Womack appeared twice on stage delivering his two contributions off the Gorillaz new third studio album 'Plastic Beach' -- the hypnotic 'Stylo' and acoustic encore with frontman Damon Albarn, 'Cloud of Unknowing.' And while Womack helped Albarn end things, Snoop "D-O-double-G" started it off. The band walked on stage beneath a giant video wall, while the Doggfather delivered 'Plastic Beach''s intro track, 'Welcome to the World of the Plastic Beach,' sampling from Gil-Scott Heron's rap-poem 'The Revolution Will Not Be Televised.' While Snoop's part was delivered via video, the Gorillaz set didn't stop short of guest performers. Little Dragon's Swedish-Japanese vocalist Yukimi Nagano crept up onstage during the build of the groovy electronic number 'Empire Ants,' providing her delicate almost Sade-like vocals on her first live performance with the band.

The band flip-flopped mostly between their last two albums, bringing out De La Soul to amp the crowd on the colorful and info-mercial-inspired 'Superfast Jellyfish.' Albarn paraded across stage waving a giant white flag during 'White Flag,' while sketches from the band's video treatment for their next single, 'On Melancholy Hill,' flashed on the video wall during that track. The set was eye candy, and even featured Red Hot Chill Peppers bassist Flea, who performed with Thom Yorke an hour prior, rocking out in the front row of the pit.

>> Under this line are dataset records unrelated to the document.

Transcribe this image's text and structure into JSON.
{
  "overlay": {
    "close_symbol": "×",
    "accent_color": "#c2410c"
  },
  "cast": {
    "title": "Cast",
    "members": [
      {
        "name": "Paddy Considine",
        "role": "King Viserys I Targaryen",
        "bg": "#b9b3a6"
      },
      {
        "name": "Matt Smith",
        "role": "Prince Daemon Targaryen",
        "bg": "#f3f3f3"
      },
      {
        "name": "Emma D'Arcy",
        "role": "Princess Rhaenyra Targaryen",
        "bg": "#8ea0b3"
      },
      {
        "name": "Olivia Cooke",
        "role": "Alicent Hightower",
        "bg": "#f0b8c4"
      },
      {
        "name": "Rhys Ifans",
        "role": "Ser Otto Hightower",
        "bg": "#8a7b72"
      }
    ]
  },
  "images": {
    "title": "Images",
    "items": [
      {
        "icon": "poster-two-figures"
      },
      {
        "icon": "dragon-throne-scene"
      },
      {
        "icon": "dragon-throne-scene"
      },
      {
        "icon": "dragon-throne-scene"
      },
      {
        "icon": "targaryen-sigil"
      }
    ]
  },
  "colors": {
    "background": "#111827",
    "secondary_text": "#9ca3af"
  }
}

De la returned during the encore for 'Feel Good Inc,' a fan favorite off Gorillaz's 2005 sophomore effort, 'Demon Days.' Vincent Mason, responsible for the cackle on the track repeatedly laughed into the mike, never missing a beat. For all the different elaborate elements that went into the Gorillaz closing out Coachella, their set came off just as good, if not better than the virtual group's three albums themselves.